Saved data entries:
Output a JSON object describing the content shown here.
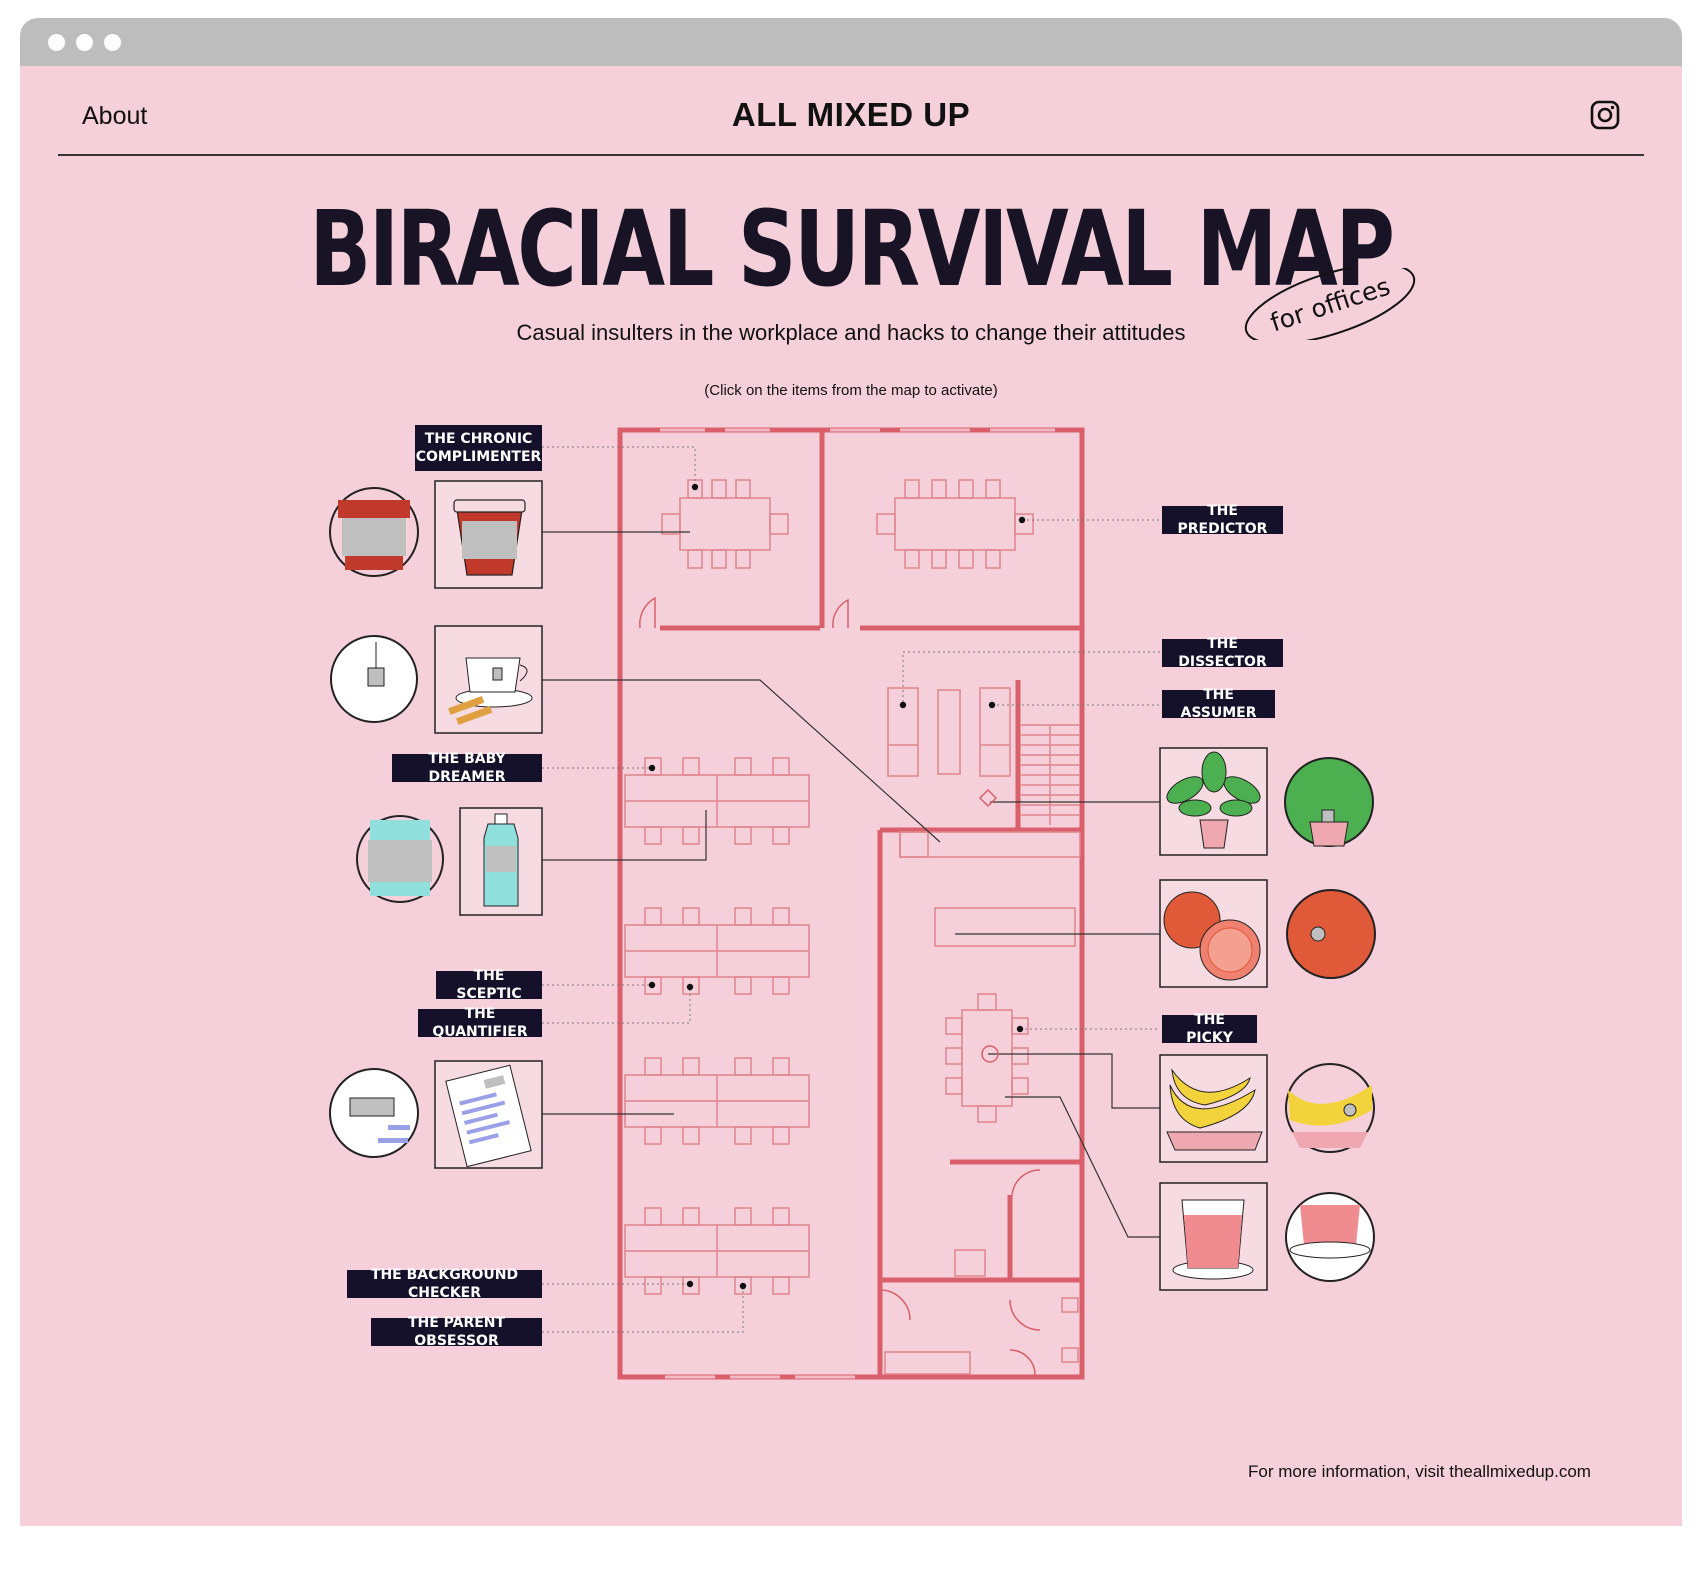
{
  "header": {
    "about_label": "About",
    "brand": "ALL MIXED UP",
    "instagram_icon": "instagram-icon"
  },
  "hero": {
    "title": "BIRACIAL SURVIVAL MAP",
    "badge": "for offices",
    "subtitle": "Casual insulters in the workplace and hacks to change their attitudes",
    "instruction": "(Click on the items from the map to activate)"
  },
  "labels": {
    "chronic_complimenter": "THE CHRONIC COMPLIMENTER",
    "predictor": "THE PREDICTOR",
    "dissector": "THE DISSECTOR",
    "assumer": "THE ASSUMER",
    "baby_dreamer": "THE BABY DREAMER",
    "sceptic": "THE SCEPTIC",
    "quantifier": "THE QUANTIFIER",
    "picky": "THE PICKY",
    "background_checker": "THE BACKGROUND CHECKER",
    "parent_obsessor": "THE PARENT OBSESSOR"
  },
  "items": [
    "coffee-cup",
    "tea-cup",
    "water-bottle",
    "document",
    "plant",
    "grapefruit",
    "bananas",
    "juice-glass"
  ],
  "footer": {
    "info": "For more information, visit theallmixedup.com"
  },
  "colors": {
    "background": "#f5d0da",
    "wall": "#d9606a",
    "furniture": "#e0848c",
    "label_bg": "#15112a",
    "chrome": "#bdbdbd"
  }
}
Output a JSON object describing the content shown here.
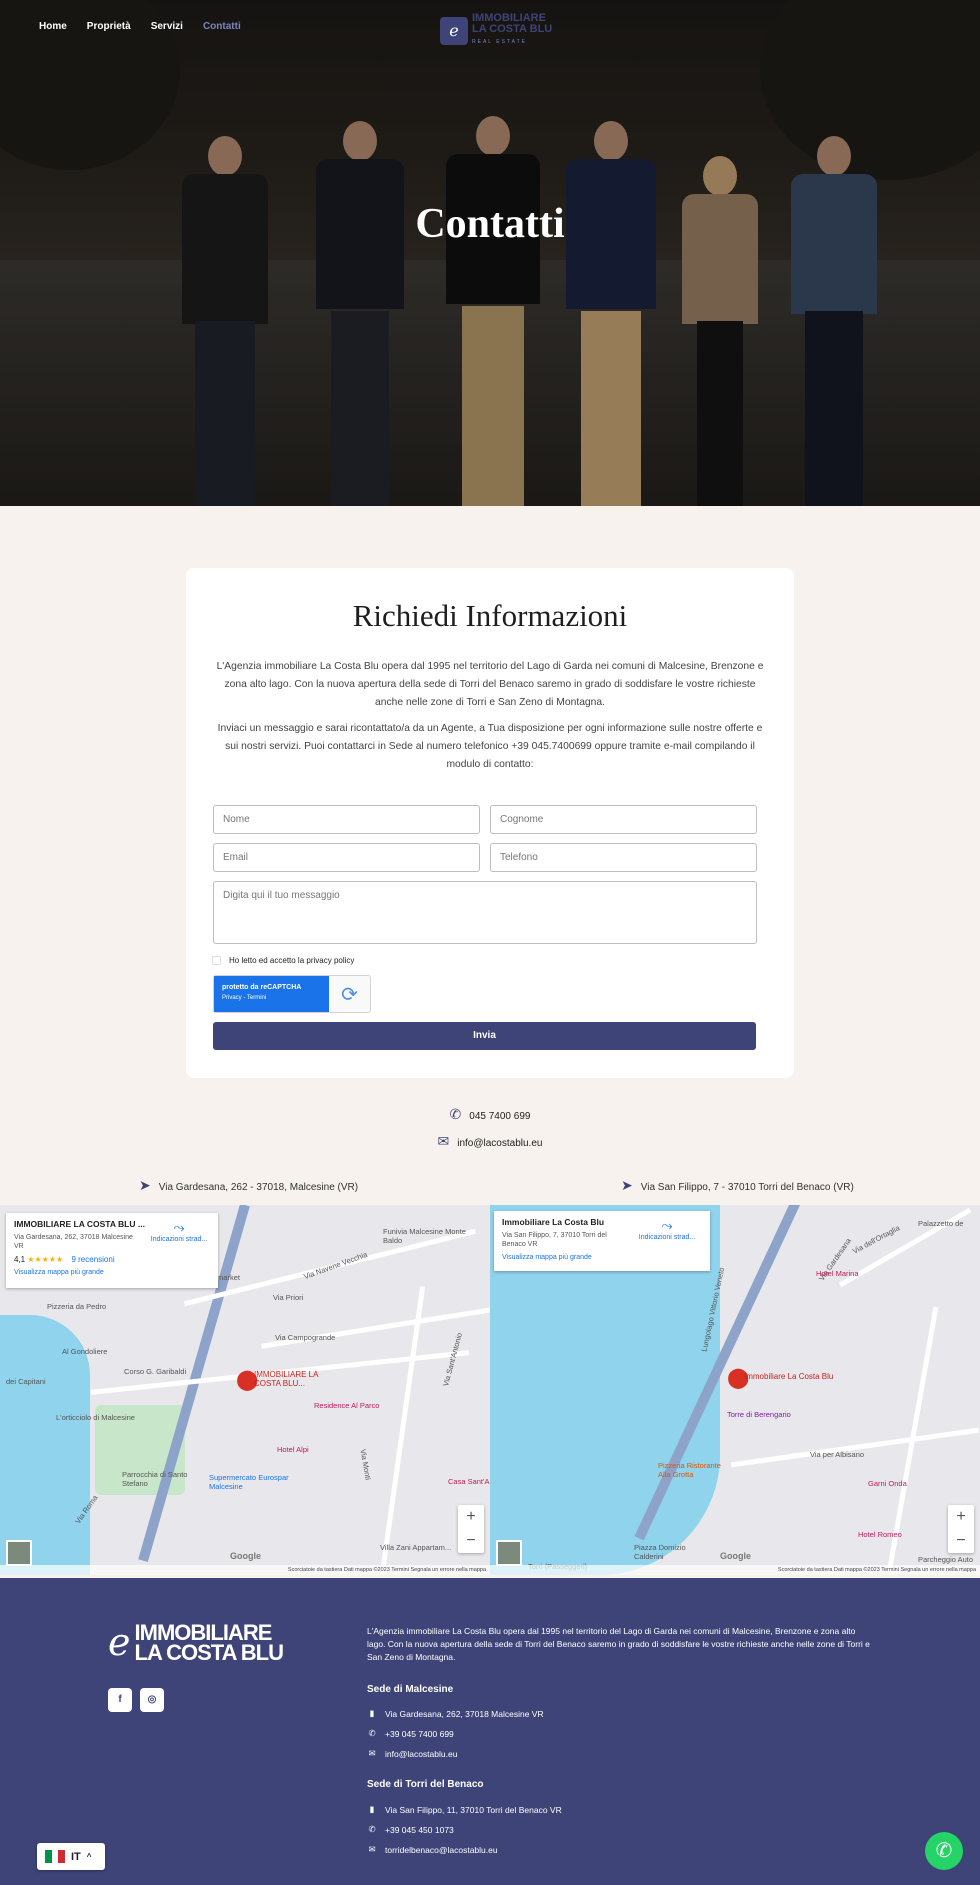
{
  "nav": {
    "items": [
      "Home",
      "Proprietà",
      "Servizi",
      "Contatti"
    ]
  },
  "logo": {
    "line1": "IMMOBILIARE",
    "line2": "LA COSTA BLU",
    "line3": "REAL ESTATE"
  },
  "hero": {
    "title": "Contatti"
  },
  "form": {
    "title": "Richiedi Informazioni",
    "para1": "L'Agenzia immobiliare La Costa Blu opera dal 1995 nel territorio del Lago di Garda nei comuni di Malcesine, Brenzone e zona alto lago. Con la nuova apertura della sede di Torri del Benaco saremo in grado di soddisfare le vostre richieste anche nelle zone di Torri e San Zeno di Montagna.",
    "para2": "Inviaci un messaggio e sarai ricontattato/a da un Agente, a Tua disposizione per ogni informazione sulle nostre offerte e sui nostri servizi. Puoi contattarci in Sede al numero telefonico +39 045.7400699 oppure tramite e-mail compilando il modulo di contatto:",
    "nome": "Nome",
    "cognome": "Cognome",
    "email": "Email",
    "telefono": "Telefono",
    "messaggio": "Digita qui il tuo messaggio",
    "privacy": "Ho letto ed accetto la privacy policy",
    "captcha_title": "protetto da reCAPTCHA",
    "captcha_links": "Privacy - Termini",
    "submit": "Invia"
  },
  "contacts": {
    "phone": "045 7400 699",
    "email": "info@lacostablu.eu"
  },
  "addresses": {
    "malcesine": "Via Gardesana, 262 - 37018, Malcesine (VR)",
    "torri": "Via San Filippo, 7 - 37010 Torri del Benaco (VR)"
  },
  "map1": {
    "name": "IMMOBILIARE LA COSTA BLU ...",
    "address": "Via Gardesana, 262, 37018 Malcesine VR",
    "rating": "4,1",
    "stars": "★★★★★",
    "reviews": "9 recensioni",
    "directions": "Indicazioni strad...",
    "bigmap": "Visualizza mappa più grande",
    "pin": "IMMOBILIARE LA COSTA BLU...",
    "pois": [
      "Pizzeria da Pedro",
      "Al Gondoliere",
      "Corso G. Garibaldi",
      "Via Priori",
      "Via Campogrande",
      "Funivia Malcesine Monte Baldo",
      "Despar supermarket",
      "Residence Al Parco",
      "Hotel Alpi",
      "Supermercato Eurospar Malcesine",
      "Parrocchia di Santo Stefano",
      "L'orticciolo di Malcesine",
      "Casa Sant'A",
      "Villa Zani Appartam...",
      "Via Navene Vecchia",
      "Via Sant'Antonio",
      "Via Monti",
      "Via Roma",
      "dei Capitani"
    ],
    "footer": "Scorciatoie da tastiera   Dati mappa ©2023   Termini   Segnala un errore nella mappa"
  },
  "map2": {
    "name": "Immobiliare La Costa Blu",
    "address": "Via San Filippo, 7, 37010 Torri del Benaco VR",
    "directions": "Indicazioni strad...",
    "bigmap": "Visualizza mappa più grande",
    "pin": "Immobiliare La Costa Blu",
    "pois": [
      "Hotel Marina",
      "Torre di Berengario",
      "Via per Albisano",
      "Garni Onda",
      "Hotel Romeo",
      "Parcheggio Auto",
      "Piazza Domizio Calderini",
      "Torri (Passeggeri)",
      "Lungolago Vittorio Veneto",
      "Via dell'Ortaglia",
      "Pizzeria Ristorante Alla Grotta",
      "Via Gardesana",
      "Palazzetto de"
    ],
    "footer": "Scorciatoie da tastiera   Dati mappa ©2023   Termini   Segnala un errore nella mappa"
  },
  "footer": {
    "logo_l1": "IMMOBILIARE",
    "logo_l2": "LA COSTA BLU",
    "desc": "L'Agenzia immobiliare La Costa Blu opera dal 1995 nel territorio del Lago di Garda nei comuni di Malcesine, Brenzone e zona alto lago. Con la nuova apertura della sede di Torri del Benaco saremo in grado di soddisfare le vostre richieste anche nelle zone di Torri e San Zeno di Montagna.",
    "sede1": "Sede di Malcesine",
    "sede1_addr": "Via Gardesana, 262, 37018 Malcesine VR",
    "sede1_phone": "+39 045 7400 699",
    "sede1_email": "info@lacostablu.eu",
    "sede2": "Sede di Torri del Benaco",
    "sede2_addr": "Via San Filippo, 11, 37010 Torri del Benaco VR",
    "sede2_phone": "+39 045 450 1073",
    "sede2_email": "torridelbenaco@lacostablu.eu"
  },
  "lang": {
    "code": "IT"
  },
  "colors": {
    "brand": "#3e4478",
    "accent": "#7a85c2",
    "whatsapp": "#25d366"
  }
}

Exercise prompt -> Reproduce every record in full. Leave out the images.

Answer below ->
Output a JSON object describing the content shown here.
{
  "header": {
    "about_label": "About",
    "brand": "ALL MIXED UP",
    "instagram_icon": "instagram-icon"
  },
  "hero": {
    "title": "BIRACIAL SURVIVAL MAP",
    "badge": "for offices",
    "subtitle": "Casual insulters in the workplace and hacks to change their attitudes",
    "instruction": "(Click on the items from the map to activate)"
  },
  "labels": {
    "chronic_complimenter": "THE CHRONIC COMPLIMENTER",
    "predictor": "THE PREDICTOR",
    "dissector": "THE DISSECTOR",
    "assumer": "THE ASSUMER",
    "baby_dreamer": "THE BABY DREAMER",
    "sceptic": "THE SCEPTIC",
    "quantifier": "THE QUANTIFIER",
    "picky": "THE PICKY",
    "background_checker": "THE BACKGROUND CHECKER",
    "parent_obsessor": "THE PARENT OBSESSOR"
  },
  "items": [
    "coffee-cup",
    "tea-cup",
    "water-bottle",
    "document",
    "plant",
    "grapefruit",
    "bananas",
    "juice-glass"
  ],
  "footer": {
    "info": "For more information, visit theallmixedup.com"
  },
  "colors": {
    "background": "#f5d0da",
    "wall": "#d9606a",
    "furniture": "#e0848c",
    "label_bg": "#15112a",
    "chrome": "#bdbdbd"
  }
}
Output a JSON object describing the content shown here.
{
  "nav": {
    "items": [
      "Home",
      "Proprietà",
      "Servizi",
      "Contatti"
    ]
  },
  "logo": {
    "line1": "IMMOBILIARE",
    "line2": "LA COSTA BLU",
    "line3": "REAL ESTATE"
  },
  "hero": {
    "title": "Contatti"
  },
  "form": {
    "title": "Richiedi Informazioni",
    "para1": "L'Agenzia immobiliare La Costa Blu opera dal 1995 nel territorio del Lago di Garda nei comuni di Malcesine, Brenzone e zona alto lago. Con la nuova apertura della sede di Torri del Benaco saremo in grado di soddisfare le vostre richieste anche nelle zone di Torri e San Zeno di Montagna.",
    "para2": "Inviaci un messaggio e sarai ricontattato/a da un Agente, a Tua disposizione per ogni informazione sulle nostre offerte e sui nostri servizi. Puoi contattarci in Sede al numero telefonico +39 045.7400699 oppure tramite e-mail compilando il modulo di contatto:",
    "nome": "Nome",
    "cognome": "Cognome",
    "email": "Email",
    "telefono": "Telefono",
    "messaggio": "Digita qui il tuo messaggio",
    "privacy": "Ho letto ed accetto la privacy policy",
    "captcha_title": "protetto da reCAPTCHA",
    "captcha_links": "Privacy - Termini",
    "submit": "Invia"
  },
  "contacts": {
    "phone": "045 7400 699",
    "email": "info@lacostablu.eu"
  },
  "addresses": {
    "malcesine": "Via Gardesana, 262 - 37018, Malcesine (VR)",
    "torri": "Via San Filippo, 7 - 37010 Torri del Benaco (VR)"
  },
  "map1": {
    "name": "IMMOBILIARE LA COSTA BLU ...",
    "address": "Via Gardesana, 262, 37018 Malcesine VR",
    "rating": "4,1",
    "stars": "★★★★★",
    "reviews": "9 recensioni",
    "directions": "Indicazioni strad...",
    "bigmap": "Visualizza mappa più grande",
    "pin": "IMMOBILIARE LA COSTA BLU...",
    "pois": [
      "Pizzeria da Pedro",
      "Al Gondoliere",
      "Corso G. Garibaldi",
      "Via Priori",
      "Via Campogrande",
      "Funivia Malcesine Monte Baldo",
      "Despar supermarket",
      "Residence Al Parco",
      "Hotel Alpi",
      "Supermercato Eurospar Malcesine",
      "Parrocchia di Santo Stefano",
      "L'orticciolo di Malcesine",
      "Casa Sant'A",
      "Villa Zani Appartam...",
      "Via Navene Vecchia",
      "Via Sant'Antonio",
      "Via Monti",
      "Via Roma",
      "dei Capitani"
    ],
    "footer": "Scorciatoie da tastiera   Dati mappa ©2023   Termini   Segnala un errore nella mappa"
  },
  "map2": {
    "name": "Immobiliare La Costa Blu",
    "address": "Via San Filippo, 7, 37010 Torri del Benaco VR",
    "directions": "Indicazioni strad...",
    "bigmap": "Visualizza mappa più grande",
    "pin": "Immobiliare La Costa Blu",
    "pois": [
      "Hotel Marina",
      "Torre di Berengario",
      "Via per Albisano",
      "Garni Onda",
      "Hotel Romeo",
      "Parcheggio Auto",
      "Piazza Domizio Calderini",
      "Torri (Passeggeri)",
      "Lungolago Vittorio Veneto",
      "Via dell'Ortaglia",
      "Pizzeria Ristorante Alla Grotta",
      "Via Gardesana",
      "Palazzetto de"
    ],
    "footer": "Scorciatoie da tastiera   Dati mappa ©2023   Termini   Segnala un errore nella mappa"
  },
  "footer": {
    "logo_l1": "IMMOBILIARE",
    "logo_l2": "LA COSTA BLU",
    "desc": "L'Agenzia immobiliare La Costa Blu opera dal 1995 nel territorio del Lago di Garda nei comuni di Malcesine, Brenzone e zona alto lago. Con la nuova apertura della sede di Torri del Benaco saremo in grado di soddisfare le vostre richieste anche nelle zone di Torri e San Zeno di Montagna.",
    "sede1": "Sede di Malcesine",
    "sede1_addr": "Via Gardesana, 262, 37018 Malcesine VR",
    "sede1_phone": "+39 045 7400 699",
    "sede1_email": "info@lacostablu.eu",
    "sede2": "Sede di Torri del Benaco",
    "sede2_addr": "Via San Filippo, 11, 37010 Torri del Benaco VR",
    "sede2_phone": "+39 045 450 1073",
    "sede2_email": "torridelbenaco@lacostablu.eu"
  },
  "lang": {
    "code": "IT"
  },
  "colors": {
    "brand": "#3e4478",
    "accent": "#7a85c2",
    "whatsapp": "#25d366"
  }
}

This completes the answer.